MSPs clash over Scots income tax plans ahead of budget
MSPs have clashed over income tax in Scotland on the eve of Finance Secretary Derek Mackay's draft budget.
A Tory-led debate at Holyrood served as a dress rehearsal for Thursday's announcement, which is expected to include increases in income tax.
The Conservatives sought to put pressure on Mr Mackay by quoting the SNP manifesto in the motion for debate.
However SNP members succeeded in amending the motion to one criticising UK government austerity policies.
The finance secretary will set out his draft budget plans in the Holyrood chamber on Thursday afternoon.
Income tax rises are widely expected, after First Minister Nicola Sturgeon suggested it could be time for those who earn the most to pay "a modest amount more" in order to protect public services.
The motion put forward by Conservative finance spokesman Murdo Fraser for Wednesday's debate called on the government to "freeze the basic rate of income tax throughout the current parliamentary session to protect those on low and middle incomes".
This mirrors the wording in the SNP's 2016 election manifesto, which saw the party returned as a minority government at Holyrood.
Mr Fraser said said 65% of those who voted in the 2016 Holyrood election had backed a manifesto opposing increases to the basic rate of income tax, describing those parties - the SNP and the Conservatives - as "the taxpayers' alliance of the Scottish Parliament".
He said: "The Fraser of Allander Institute has stated that if we could grow the Scottish economy by just half a per cent more than the UK average then over a decade it would have an extra £1 billion in tax revenue to spend. That is where the Scottish Government should be concentrating its efforts, not in increasing the tax burden on hard-working families."
Responding, Mr Mackay said Mr Fraser was "like an impatient child" - but said he would have to wait another day to find out what his tax plans were.
He told MSPs he would take "no lessons" from the Conservatives in light of Westminster austerity, calling them "the biggest threat to the economy in Scotland".
He said: "We want to protect and promote our public services. We also want to protect lower income earners. we want to use the tax system in a progressive fashion, and we also want to protect the economy."
"We'll put forward a credible proposition that inspires the people of Scotland."
SNP members for the most part refused to be drawn on what their tax plans might be, instead using their speeches to attack the Conservatives - although backbencher John Mason did say that "I think this year we can afford to be a bit bolder".
MSPs have previously backed the principle of raising income tax to fund investment in public services, although the vote on that occasion was driven by Labour, the Greens and Lib Dems after SNP members abstained.
New Labour leader Richard Leonard also attacked the Conservatives, saying it was "a bit rich" for them to portray themselves as "guardians of the working people".
He said Chancellor Philip Hammond was "continuing with the failed austerity agenda", but warned Mr Mackay that "you can't denounce austerity today, and then do nothing about it tomorrow".

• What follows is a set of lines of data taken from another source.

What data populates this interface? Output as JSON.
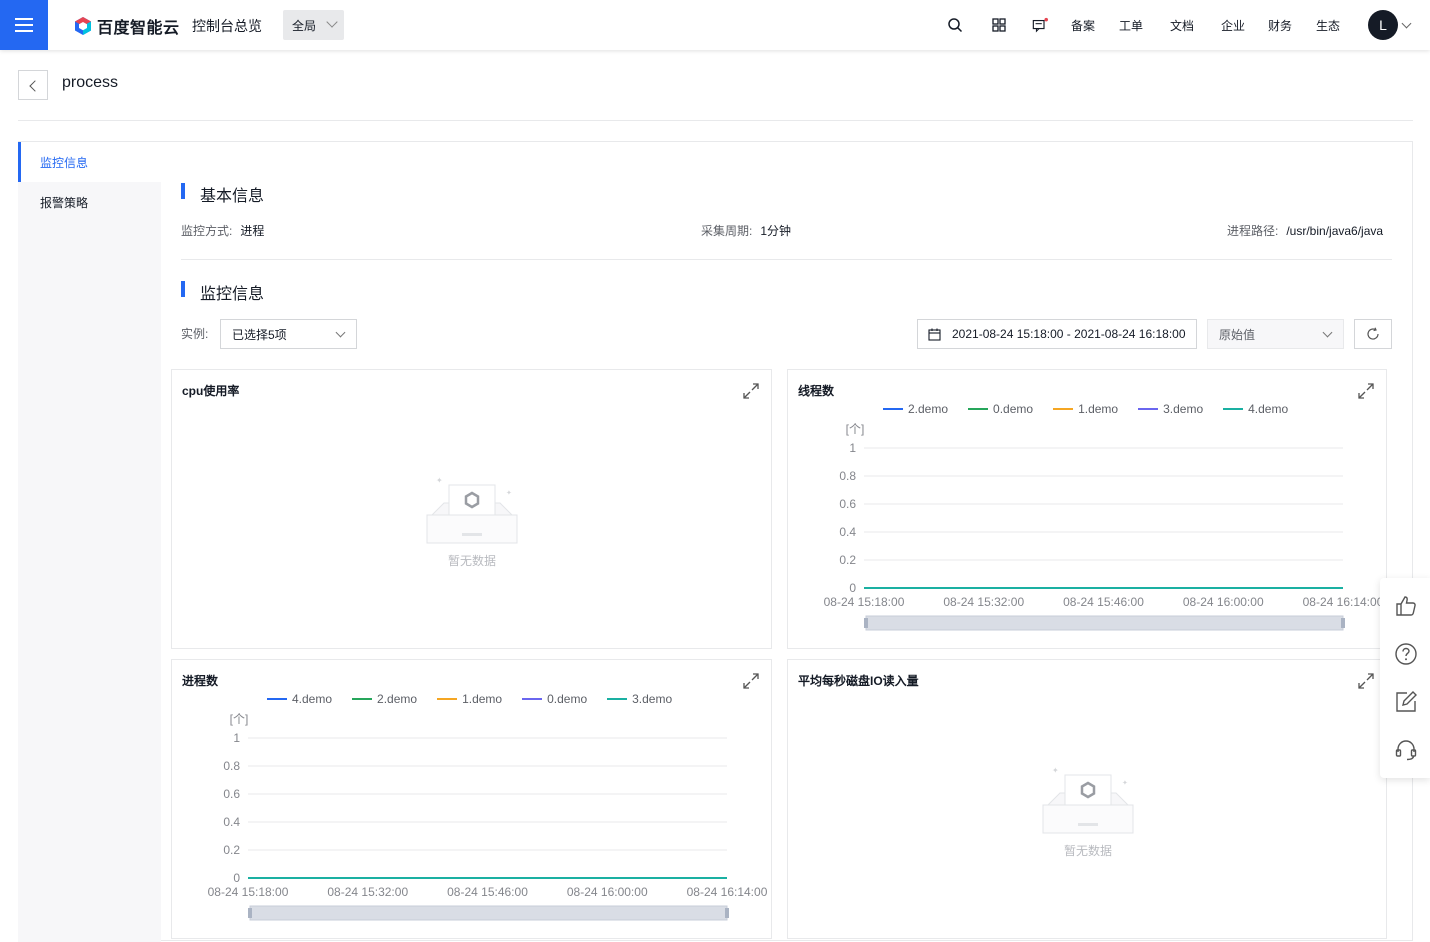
{
  "nav": {
    "logo_text": "百度智能云",
    "console": "控制台总览",
    "region": "全局",
    "items": [
      "备案",
      "工单",
      "文档",
      "企业",
      "财务",
      "生态"
    ],
    "avatar": "L"
  },
  "page": {
    "title": "process"
  },
  "sidebar": {
    "items": [
      {
        "label": "监控信息",
        "active": true
      },
      {
        "label": "报警策略",
        "active": false
      }
    ]
  },
  "basic": {
    "title": "基本信息",
    "method_label": "监控方式:",
    "method_value": "进程",
    "period_label": "采集周期:",
    "period_value": "1分钟",
    "path_label": "进程路径:",
    "path_value": "/usr/bin/java6/java"
  },
  "monitor": {
    "title": "监控信息",
    "instance_label": "实例:",
    "instance_value": "已选择5项",
    "time_range": "2021-08-24 15:18:00 - 2021-08-24 16:18:00",
    "value_type": "原始值"
  },
  "colors": {
    "accent": "#2468f2",
    "series": [
      "#2468f2",
      "#26a65b",
      "#f5a623",
      "#6a66ef",
      "#1ab0a2"
    ]
  },
  "cards": {
    "cpu": {
      "title": "cpu使用率",
      "empty": "暂无数据"
    },
    "threads": {
      "title": "线程数",
      "unit": "[个]",
      "legend": [
        "2.demo",
        "0.demo",
        "1.demo",
        "3.demo",
        "4.demo"
      ]
    },
    "procs": {
      "title": "进程数",
      "unit": "[个]",
      "legend": [
        "4.demo",
        "2.demo",
        "1.demo",
        "0.demo",
        "3.demo"
      ]
    },
    "diskio": {
      "title": "平均每秒磁盘IO读入量",
      "empty": "暂无数据"
    }
  },
  "chart_data": [
    {
      "type": "line",
      "title": "线程数",
      "ylabel": "[个]",
      "ylim": [
        0,
        1
      ],
      "yticks": [
        "1",
        "0.8",
        "0.6",
        "0.4",
        "0.2",
        "0"
      ],
      "x": [
        "08-24 15:18:00",
        "08-24 15:32:00",
        "08-24 15:46:00",
        "08-24 16:00:00",
        "08-24 16:14:00"
      ],
      "series": [
        {
          "name": "2.demo",
          "values": [
            0,
            0,
            0,
            0,
            0
          ]
        },
        {
          "name": "0.demo",
          "values": [
            0,
            0,
            0,
            0,
            0
          ]
        },
        {
          "name": "1.demo",
          "values": [
            0,
            0,
            0,
            0,
            0
          ]
        },
        {
          "name": "3.demo",
          "values": [
            0,
            0,
            0,
            0,
            0
          ]
        },
        {
          "name": "4.demo",
          "values": [
            0,
            0,
            0,
            0,
            0
          ]
        }
      ],
      "legend": "top",
      "grid": true
    },
    {
      "type": "line",
      "title": "进程数",
      "ylabel": "[个]",
      "ylim": [
        0,
        1
      ],
      "yticks": [
        "1",
        "0.8",
        "0.6",
        "0.4",
        "0.2",
        "0"
      ],
      "x": [
        "08-24 15:18:00",
        "08-24 15:32:00",
        "08-24 15:46:00",
        "08-24 16:00:00",
        "08-24 16:14:00"
      ],
      "series": [
        {
          "name": "4.demo",
          "values": [
            0,
            0,
            0,
            0,
            0
          ]
        },
        {
          "name": "2.demo",
          "values": [
            0,
            0,
            0,
            0,
            0
          ]
        },
        {
          "name": "1.demo",
          "values": [
            0,
            0,
            0,
            0,
            0
          ]
        },
        {
          "name": "0.demo",
          "values": [
            0,
            0,
            0,
            0,
            0
          ]
        },
        {
          "name": "3.demo",
          "values": [
            0,
            0,
            0,
            0,
            0
          ]
        }
      ],
      "legend": "top",
      "grid": true
    }
  ]
}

The Scottish Greens, who backed the SNP's previous budget and are seen as a likely partner for the coming negotiations, hailed "progress" in the debate on tax. Co-convener Patrick Harvie said there was no way a budget could pass if all parties were to "dig in their heels to manifesto positions and are unable to work together".
Meanwhile the Scottish Lib Dems called for a "mature debate" about the future of public services, with leader Willie Rennie saying that if the public were aware what extra taxes were paying for they would support rises.
Analysis by BBC Scotland Political Editor Brian Taylor
The expectation is that the 20p rate will itself remain frozen. But that there may be a new tax band for those in the upper echelons of basic rate tax. That is, perhaps earning more than £30k or so. They could face a slightly higher imposition.
Mr Fraser was in no mood for subtlety. He reckoned that added up to a broken promise.
In response, the Finance Secretary Derek Mackay was comparably blunt - although not about his own tax plans. He advised members to await tomorrow's budget.
No, his frankness concerned the Conservatives. All they did, he reckoned, was demand higher spending on pet projects while simultaneously urging tax restraint.
Business groups including the Scottish Chambers of Commerce and the Federation of Small Businesses have voiced concerns about raising taxes, with the former warning that such a move could cause economic damage which "could take years to repair".
First Minister Nicola Sturgeon sought to reassure business leaders with her speech at the Scottish Economic Forum on Wednesday morning, stressing that economic growth would be the focus of the budget.
She said: "The ability to help people to contribute to the economy is central to our thinking. We know that we need to ensure taxes are competitive. But we also need to invest in the infrastructure, the research and development, and the capacity for innovation that this country will need in the future.
"That's the balance that we are looking to strike - in tomorrow's budget, and well into the future. The interests of businesses, and the importance of economic growth, have been central in every stage of our thinking and they will continue to be central as we implement the budget."
The budget was also mentioned at Westminster, with Scottish Conservative MP John Lamont calling on the Scottish government to "rule out higher taxes for hard-working Scots" - prompting Prime Minister Theresa May to call the budget "a very real test for the First Minister".